▸ **Brief**
Each entry should be given again exactly, with any image left out.

▸ **Excerpts from an interface dataset**
Content starts
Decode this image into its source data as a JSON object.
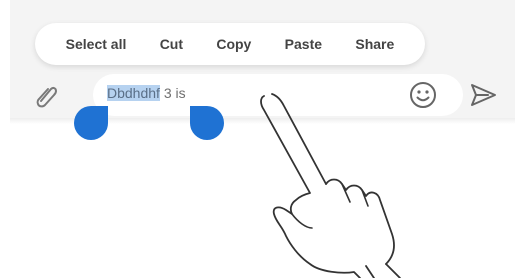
{
  "context_menu": {
    "items": [
      {
        "label": "Select all"
      },
      {
        "label": "Cut"
      },
      {
        "label": "Copy"
      },
      {
        "label": "Paste"
      },
      {
        "label": "Share"
      }
    ]
  },
  "composer": {
    "selected_text": "Dbdhdhf",
    "unselected_text": " 3 is",
    "icons": {
      "attach": "paperclip-icon",
      "emoji": "smiley-icon",
      "send": "send-icon"
    }
  },
  "colors": {
    "selection_highlight": "#b6d2f0",
    "handle": "#1f72d3",
    "composer_background": "#f4f4f4"
  }
}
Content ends
▸ **Output of the task**
Decode this image into its source data as a JSON object.
{
  "context_menu": {
    "items": [
      {
        "label": "Select all"
      },
      {
        "label": "Cut"
      },
      {
        "label": "Copy"
      },
      {
        "label": "Paste"
      },
      {
        "label": "Share"
      }
    ]
  },
  "composer": {
    "selected_text": "Dbdhdhf",
    "unselected_text": " 3 is",
    "icons": {
      "attach": "paperclip-icon",
      "emoji": "smiley-icon",
      "send": "send-icon"
    }
  },
  "colors": {
    "selection_highlight": "#b6d2f0",
    "handle": "#1f72d3",
    "composer_background": "#f4f4f4"
  }
}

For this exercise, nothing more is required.